Remember when pensions were part of every job, and every retiree had one? Pensions were lavish; they paid the pensioner a fixed sum each month for their entire life, and in most cases, at least a portion was paid to the surviving spouse at death. While pensions may be a thing of the past, the concept of a qualified retirement benefit that pays a guaranteed monthly amount for life is not. Instead of a company pension, they now form self-funded immediate fixed annuities.
Immediate fixed annuities may as well be a distant cousin to pensions because they provide and guarantee a retirement benefit. Some of the similarities include the following:
- A guaranteed monthly payment for the annuitant’s life, regardless of the actual growth of the underlying principle.
- Optional death benefit for surviving spouse – for a smaller monthly payout, if the annuitant dies before receiving enough payments to equal a return of principal, their beneficiaries will continue receiving funds.
- Annuities, like pensions, offer a low-risk, guaranteed return. While this return may not be as substantial as that of more high-risk investments, it is perfect for conservative retirement planning.
While many aspects of the two retirement benefits are similar, there are also many differences. The most crucial difference is that an annuity is self-funded, whereas the pensioner’s employer funds a traditional pension. This difference introduces several considerations that you must make before you buy an annuity-considerations that would not matter in an employer-sponsored plan, like:
- Because annuities guarantee a specific payout based on the original contribution, you generally can’t remove additional funds after purchasing the assistance. If you put your life’s savings into an immediate annuity, you may no longer have access to the funds in an emergency. Some newer products offer increased access to funds, but you usually give up something in return, such as a lower monthly payout.

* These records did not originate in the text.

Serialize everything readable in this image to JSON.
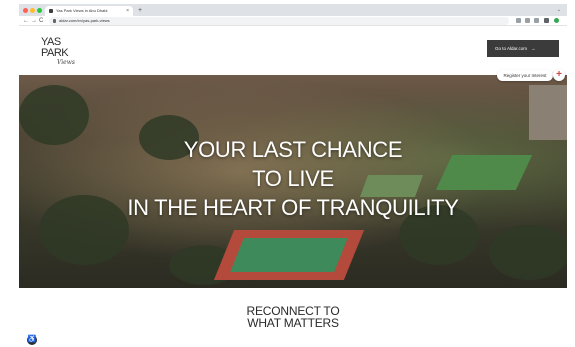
{
  "browser": {
    "tab_title": "Yas Park Views in Abu Dhabi",
    "tab_close": "×",
    "new_tab": "+",
    "tab_menu": "⌄",
    "nav": {
      "back": "←",
      "forward": "→",
      "reload": "C"
    },
    "url": "aldar.com/en/yas-park-views",
    "traffic_lights": [
      "#ff5f57",
      "#febc2e",
      "#28c840"
    ],
    "extension_icons": [
      "share-icon",
      "star-icon",
      "extensions-icon",
      "sidebar-icon",
      "profile-icon"
    ]
  },
  "header": {
    "logo": {
      "line1": "YAS",
      "line2": "PARK",
      "signature": "Views"
    },
    "cta_label": "Go to Aldar.com",
    "cta_arrow": "→"
  },
  "hero": {
    "line1": "YOUR LAST CHANCE",
    "line2": "TO LIVE",
    "line3": "IN THE HEART OF TRANQUILITY",
    "register_label": "Register your Interest",
    "plus_label": "+"
  },
  "section": {
    "line1": "RECONNECT TO",
    "line2": "WHAT MATTERS"
  },
  "accessibility": {
    "icon": "♿"
  },
  "colors": {
    "cta_bg": "#3b3b3b",
    "accent_red": "#d1443f",
    "court_green": "#3f8a5a",
    "court_red": "#b34a3c"
  }
}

- Surrender charges will be imposed if you can access the funds and remove a lump sum. This could negate any interest growth you’ve experienced, cut into your principal, and reduce the annuity’s monthly income.
- Your heirs will generally not inherit any remaining annuity value after your death. While this may not be a concern in an employer-sponsored pension, it should be considered when contributing to a straight-life immediate annuity.

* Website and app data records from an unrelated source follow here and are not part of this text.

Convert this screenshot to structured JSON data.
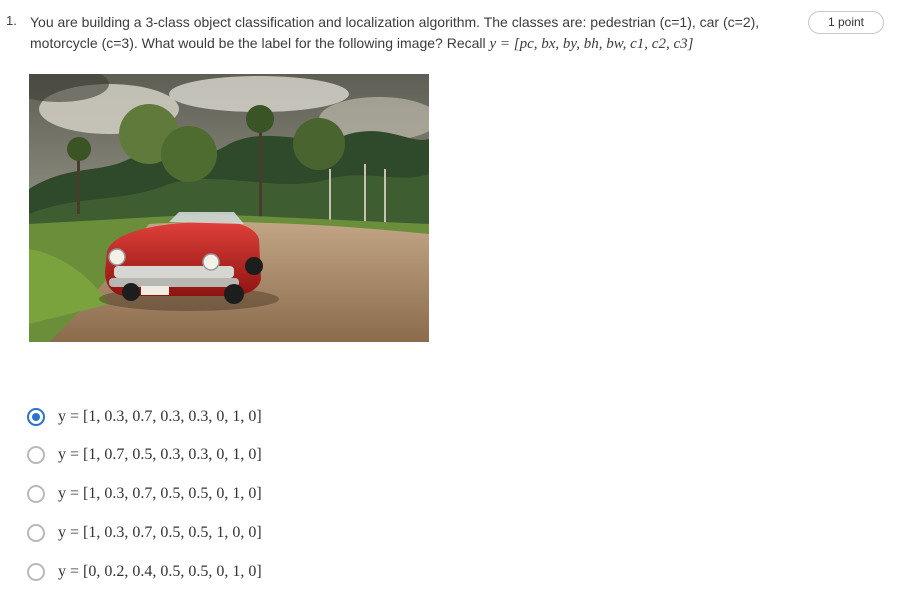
{
  "question": {
    "number": "1.",
    "text": "You are building a 3-class object classification and localization algorithm. The classes are: pedestrian (c=1), car (c=2), motorcycle (c=3). What would be the label for the following image? Recall",
    "recall_formula": "y = [pc, bx, by, bh, bw, c1, c2, c3]",
    "points": "1 point"
  },
  "image": {
    "description": "red vintage convertible car parked on a dirt road with palm trees and cloudy sky"
  },
  "options": [
    {
      "label": "y = [1, 0.3, 0.7, 0.3, 0.3, 0, 1, 0]",
      "selected": true
    },
    {
      "label": "y = [1, 0.7, 0.5, 0.3, 0.3, 0, 1, 0]",
      "selected": false
    },
    {
      "label": "y = [1, 0.3, 0.7, 0.5, 0.5, 0, 1, 0]",
      "selected": false
    },
    {
      "label": "y = [1, 0.3, 0.7, 0.5, 0.5, 1, 0, 0]",
      "selected": false
    },
    {
      "label": "y = [0, 0.2, 0.4, 0.5, 0.5, 0, 1, 0]",
      "selected": false
    }
  ],
  "colors": {
    "accent": "#2a73cc",
    "radio_border": "#b9b9b9",
    "text": "#3c3c3c"
  }
}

If the concept of an annuity for funding retirement benefits appeals to you, call me today about the many flexible annuity products available. You may find that while a sober life immediate annuity does not fit your needs, a joint and last survivor or period certain annuity does.

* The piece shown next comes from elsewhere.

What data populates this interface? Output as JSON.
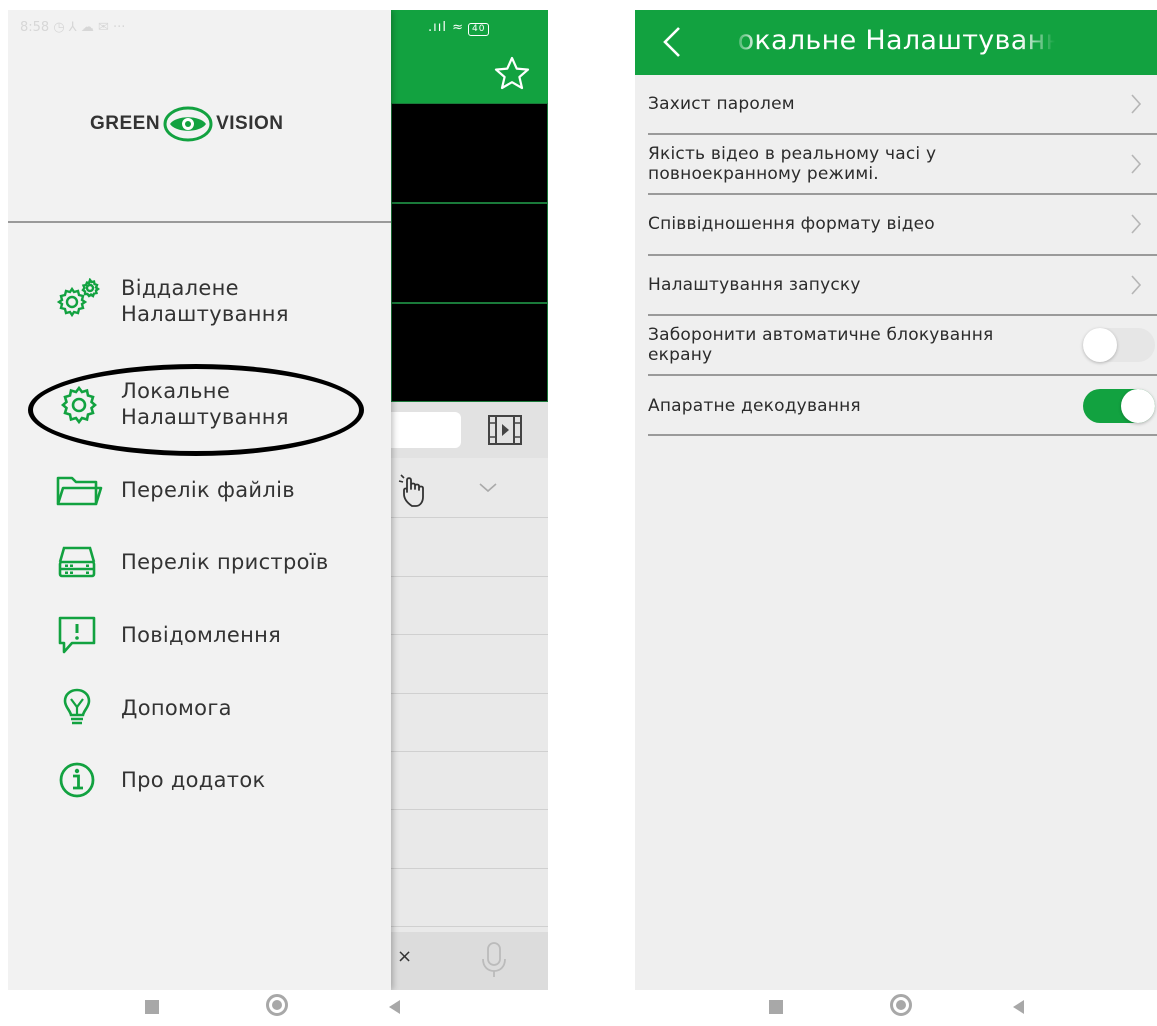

Liquidated earnings are subject to ordinary income tax, may be subject to surrender charges, and, if taken before age 59 1/2, may be subject to a 10% federal income tax penalty.